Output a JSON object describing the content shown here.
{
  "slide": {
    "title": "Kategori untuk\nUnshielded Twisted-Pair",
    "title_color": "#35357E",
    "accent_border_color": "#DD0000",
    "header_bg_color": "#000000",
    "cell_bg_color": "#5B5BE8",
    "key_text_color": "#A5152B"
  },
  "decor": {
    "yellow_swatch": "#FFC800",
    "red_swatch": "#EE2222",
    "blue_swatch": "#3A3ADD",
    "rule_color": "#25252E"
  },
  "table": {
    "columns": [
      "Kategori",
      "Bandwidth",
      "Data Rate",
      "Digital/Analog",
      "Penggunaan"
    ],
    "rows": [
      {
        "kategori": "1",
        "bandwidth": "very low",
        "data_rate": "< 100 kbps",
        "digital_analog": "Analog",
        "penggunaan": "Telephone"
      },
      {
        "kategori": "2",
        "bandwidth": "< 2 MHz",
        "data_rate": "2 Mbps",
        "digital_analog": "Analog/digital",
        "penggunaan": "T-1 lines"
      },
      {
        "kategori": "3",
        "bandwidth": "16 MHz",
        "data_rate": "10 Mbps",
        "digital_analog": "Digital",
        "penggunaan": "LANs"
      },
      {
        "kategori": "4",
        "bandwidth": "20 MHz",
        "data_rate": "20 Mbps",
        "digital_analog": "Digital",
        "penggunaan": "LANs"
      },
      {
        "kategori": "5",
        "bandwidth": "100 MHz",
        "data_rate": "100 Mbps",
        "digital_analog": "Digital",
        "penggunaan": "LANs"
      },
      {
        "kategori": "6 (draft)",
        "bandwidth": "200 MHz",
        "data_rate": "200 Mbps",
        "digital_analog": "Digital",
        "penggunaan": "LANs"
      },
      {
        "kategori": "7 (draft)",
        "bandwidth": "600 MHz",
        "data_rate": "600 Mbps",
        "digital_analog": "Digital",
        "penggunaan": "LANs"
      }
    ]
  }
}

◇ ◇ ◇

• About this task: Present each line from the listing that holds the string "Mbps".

• Task answer:
        "data_rate": "2 Mbps",
        "data_rate": "10 Mbps",
        "data_rate": "20 Mbps",
        "data_rate": "100 Mbps",
        "data_rate": "200 Mbps",
        "data_rate": "600 Mbps",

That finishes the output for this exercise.